When Marshall and teammates Geoff Harrington and Lisa Sinclair put together the design for the interior décor, "We looked at using materials that were as recyclable and renewable as possible," he said. Headliners are crafted of silk, wallcoverings of grasscloth, and carpets of lambswool-all renewable resources. The result is a soothing, zen-like atmosphere that is enhanced by the almost minimalist furniture and cabinetry. Nazari I's interior was fabricated in New Zealand and shipped to Taiwan for installation.
Not only is this yacht "socially responsible," its layout is inherently social. The large main salon is well laid out for entertaining and incorporates a large bar that is open to the galley. If privacy is desired, the crew can close off the service area with sliding panels. Innovative touch screens by Maple Systems that display the ship's schematic also let guests signal the crew as to where they shouldn't intrude. Just tap an area like the owner's suite on screen, and it will turn red on similar displays throughout the boat.
Nazari I's L-shaped galley has the only gas range this reporter has seen in a megayacht; the fuel is stored up on the flying bridge per MCA rules. A long corridor fitted with sufficient counter space for meal-prep leads to the formal dining room. "Formal" is bit of a misnomer, however, as this room has a very contemporary ambience, thanks to the round side window that gives guests a great view. The dining area can also be used as a functional conference space, and is fitted with a large screen that drops down to cover the window. The high-end MaxMedia media server lets the crew turn this room into a movie theater as well.

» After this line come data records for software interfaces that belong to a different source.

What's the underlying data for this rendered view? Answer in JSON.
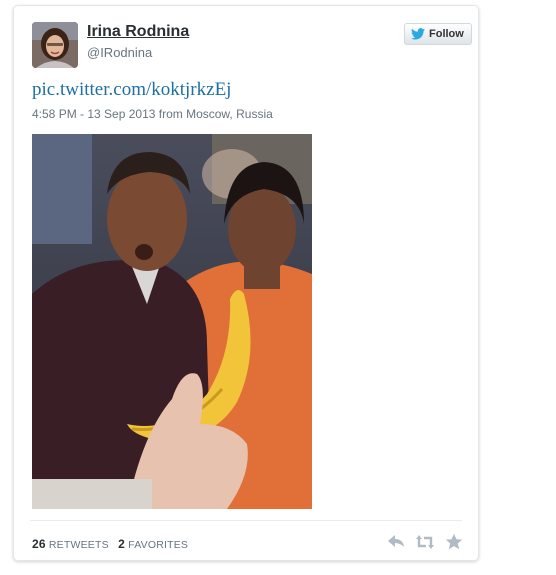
{
  "tweet": {
    "user": {
      "display_name": "Irina Rodnina",
      "screen_name": "@IRodnina",
      "avatar_icon": "avatar-photo"
    },
    "follow_label": "Follow",
    "link_text": "pic.twitter.com/koktjrkzEj",
    "timestamp": "4:58 PM - 13 Sep 2013 from Moscow, Russia",
    "photo_icon": "embedded-photo",
    "stats": {
      "retweets_count": "26",
      "retweets_label": "RETWEETS",
      "favorites_count": "2",
      "favorites_label": "FAVORITES"
    },
    "actions": [
      "reply-icon",
      "retweet-icon",
      "favorite-icon"
    ]
  },
  "colors": {
    "link": "#1d6fa5",
    "twitter_blue": "#2aa9e0",
    "muted": "#66757f",
    "action_gray": "#b1bbc3"
  }
}
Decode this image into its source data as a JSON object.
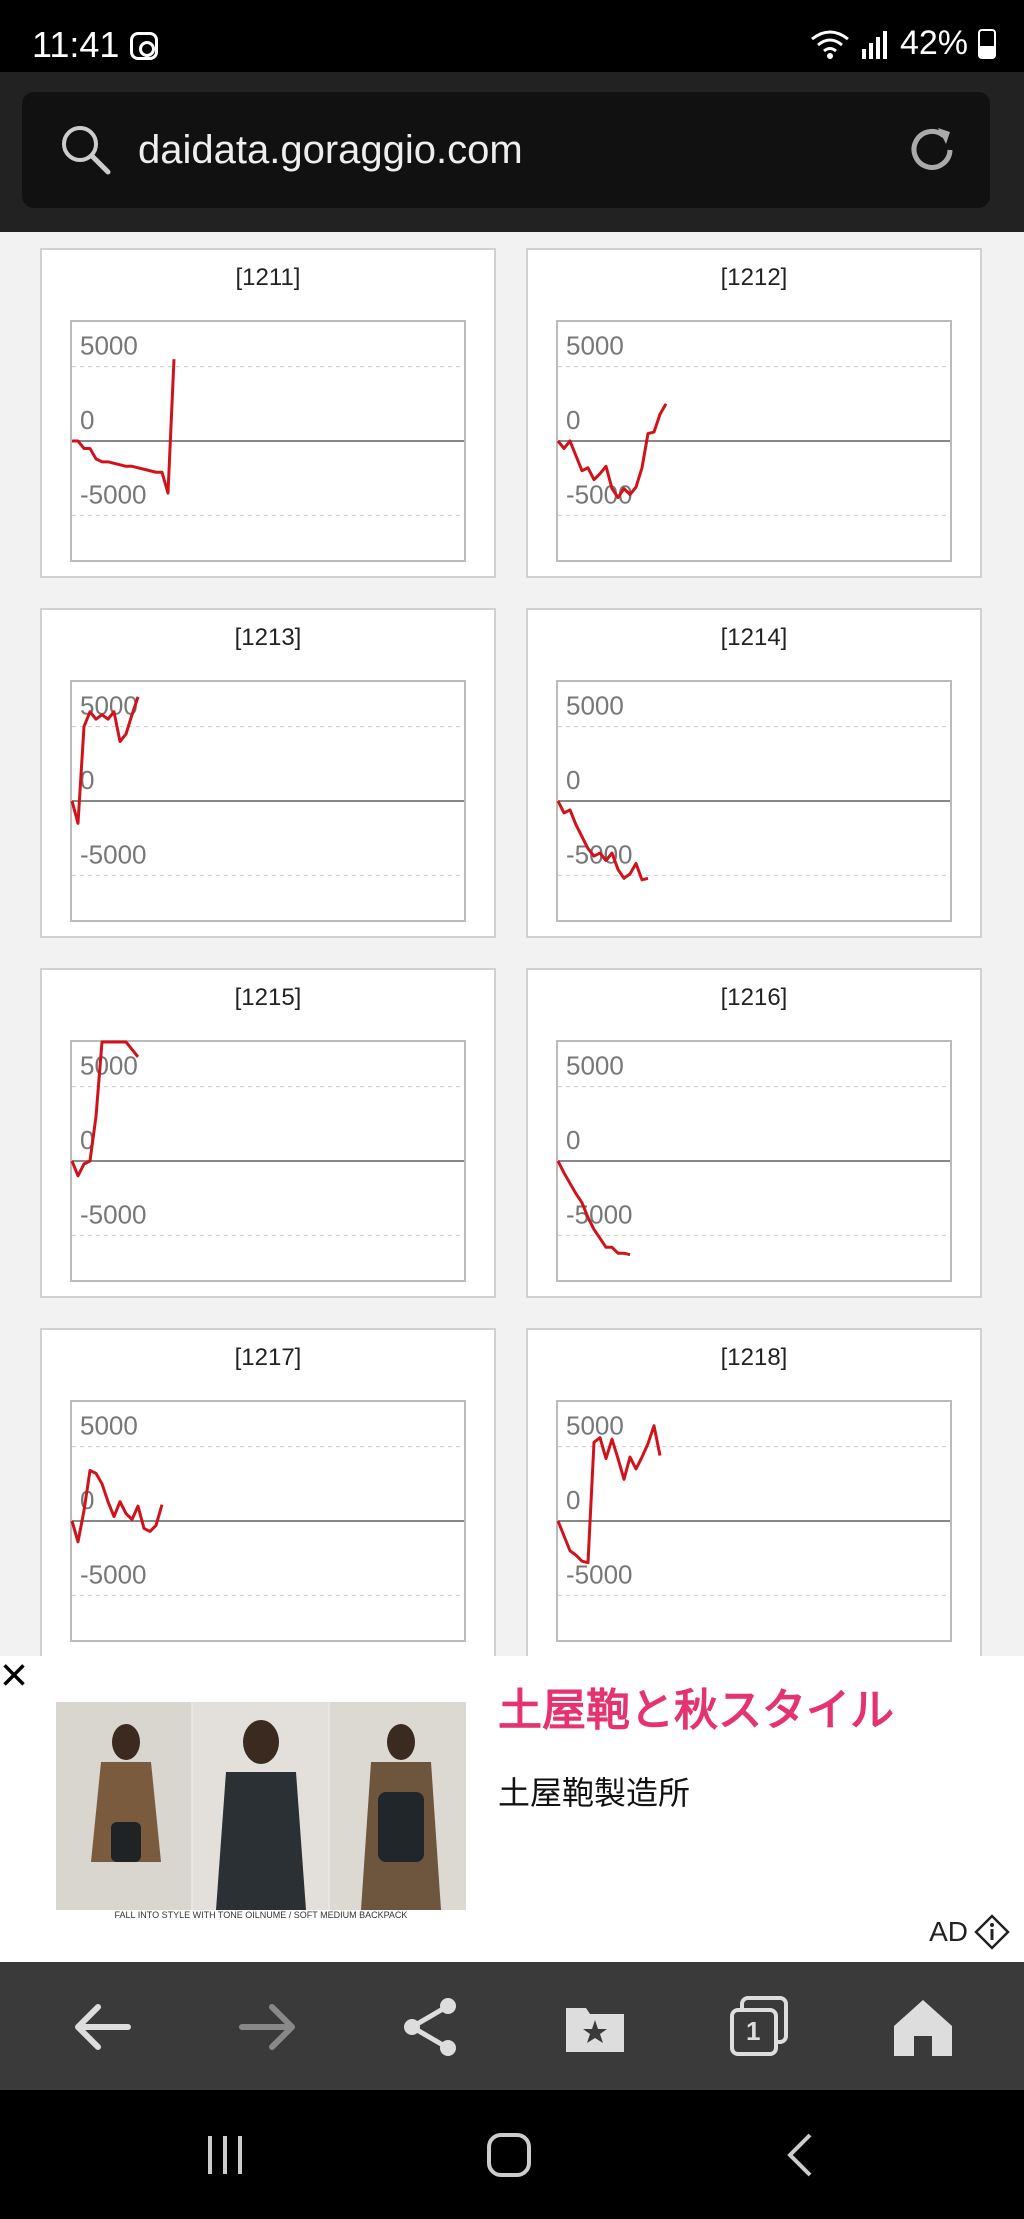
{
  "status": {
    "time": "11:41",
    "battery": "42%",
    "app_icon": "instagram-icon"
  },
  "browser": {
    "url": "daidata.goraggio.com"
  },
  "chart_data": [
    {
      "type": "line",
      "title": "[1211]",
      "ylim": [
        -8000,
        8000
      ],
      "yticks": [
        5000,
        0,
        -5000
      ],
      "series": [
        {
          "values": [
            0,
            0,
            -500,
            -500,
            -1200,
            -1400,
            -1400,
            -1500,
            -1600,
            -1700,
            -1700,
            -1800,
            -1900,
            -2000,
            -2100,
            -2100,
            -3500,
            5500
          ]
        }
      ]
    },
    {
      "type": "line",
      "title": "[1212]",
      "ylim": [
        -8000,
        8000
      ],
      "yticks": [
        5000,
        0,
        -5000
      ],
      "series": [
        {
          "values": [
            0,
            -500,
            0,
            -1000,
            -2000,
            -1800,
            -2600,
            -2200,
            -1700,
            -3200,
            -3800,
            -3200,
            -3600,
            -3100,
            -1800,
            500,
            600,
            1800,
            2500
          ]
        }
      ]
    },
    {
      "type": "line",
      "title": "[1213]",
      "ylim": [
        -8000,
        8000
      ],
      "yticks": [
        5000,
        0,
        -5000
      ],
      "series": [
        {
          "values": [
            0,
            -1500,
            5000,
            6000,
            5500,
            5800,
            5500,
            6000,
            4000,
            4500,
            5800,
            7000
          ]
        }
      ]
    },
    {
      "type": "line",
      "title": "[1214]",
      "ylim": [
        -8000,
        8000
      ],
      "yticks": [
        5000,
        0,
        -5000
      ],
      "series": [
        {
          "values": [
            0,
            -800,
            -600,
            -1600,
            -2400,
            -3200,
            -3700,
            -3500,
            -4000,
            -3500,
            -4600,
            -5200,
            -4900,
            -4200,
            -5300,
            -5200
          ]
        }
      ]
    },
    {
      "type": "line",
      "title": "[1215]",
      "ylim": [
        -8000,
        8000
      ],
      "yticks": [
        5000,
        0,
        -5000
      ],
      "series": [
        {
          "values": [
            0,
            -1000,
            -200,
            0,
            3000,
            8000,
            8000,
            8000,
            8000,
            8000,
            7500,
            7000
          ]
        }
      ]
    },
    {
      "type": "line",
      "title": "[1216]",
      "ylim": [
        -8000,
        8000
      ],
      "yticks": [
        5000,
        0,
        -5000
      ],
      "series": [
        {
          "values": [
            0,
            -800,
            -1500,
            -2200,
            -2800,
            -3800,
            -4600,
            -5200,
            -5800,
            -5800,
            -6200,
            -6200,
            -6300
          ]
        }
      ]
    },
    {
      "type": "line",
      "title": "[1217]",
      "ylim": [
        -8000,
        8000
      ],
      "yticks": [
        5000,
        0,
        -5000
      ],
      "series": [
        {
          "values": [
            0,
            -1400,
            700,
            3400,
            3200,
            2500,
            1300,
            300,
            1300,
            500,
            100,
            1000,
            -500,
            -700,
            -300,
            1100
          ]
        }
      ]
    },
    {
      "type": "line",
      "title": "[1218]",
      "ylim": [
        -8000,
        8000
      ],
      "yticks": [
        5000,
        0,
        -5000
      ],
      "series": [
        {
          "values": [
            0,
            -1000,
            -2000,
            -2300,
            -2700,
            -2800,
            5300,
            5600,
            4200,
            5500,
            4200,
            2800,
            4300,
            3500,
            4300,
            5200,
            6400,
            4400
          ]
        }
      ]
    }
  ],
  "ad": {
    "close": "×",
    "headline": "土屋鞄と秋スタイル",
    "advertiser": "土屋鞄製造所",
    "caption": "FALL INTO STYLE WITH TONE OILNUME / SOFT MEDIUM BACKPACK",
    "label": "AD"
  },
  "nav": {
    "tabs_count": "1"
  }
}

The full-beam owner's suite on the main deck is an innovative oasis. The stateroom has two of Calixas' signature round windows to bring in the light. A computer desk allows the owner to work in privacy, tapping into the advanced communications equipment that the tech-savvy Twining specified. Nazari I has satcoms and wireless Internet; there is even an onboard system called Calixas.NET that stores all the ship's documents, drawings, and manuals.
The master head, forward, encompasses a tub and walk-in closet. It also has a private exit to the foredeck, which is reserved for the owner's use. "The idea is to have an 'inside/outside' owner's apartment," Marshall says. "After a long cruise, sometimes you want to be away from your guests."
The trideck configuration gives this 105-footer the feel of a much larger yacht, allowing space for a full bridge deck with a remarkably big skylounge. Forward, the wheelhouse has a settee where guests can view the waters ahead, as well as the full suite of hightech Furuno navigation instruments. The security system, an Axis networked video server with seven cameras, also can be displayed on the four large flat screens at the helm.
Stairs lead from the wheelhouse's two wing decks up to the flying bridge, which is big enough to hold an alfresco dining table and a Jacuzzi. Aft, a 2,500-pound Steelhead davit is poised at the edge of the overhang, ready to pick up the custom 18-foot McMullen & Wing diesel/water jet RIB tender on the boat deck below. Marshall also found room to add a transom "garage" that holds another tender.
Topping the boat is a crow's nest with a full upper helm station, towering 45 feet above the yacht's waterline. It is here that you truly get the sense of Nazari I's impressive size and volume when compared to other yachts with the same LOA. This yacht not only embodies an enlightened, environmentally friendly worldview, it is also designed to give its owner and guests a view from the top of the world.
Calixas Yachts, (512) 299-9986; www.calixas.com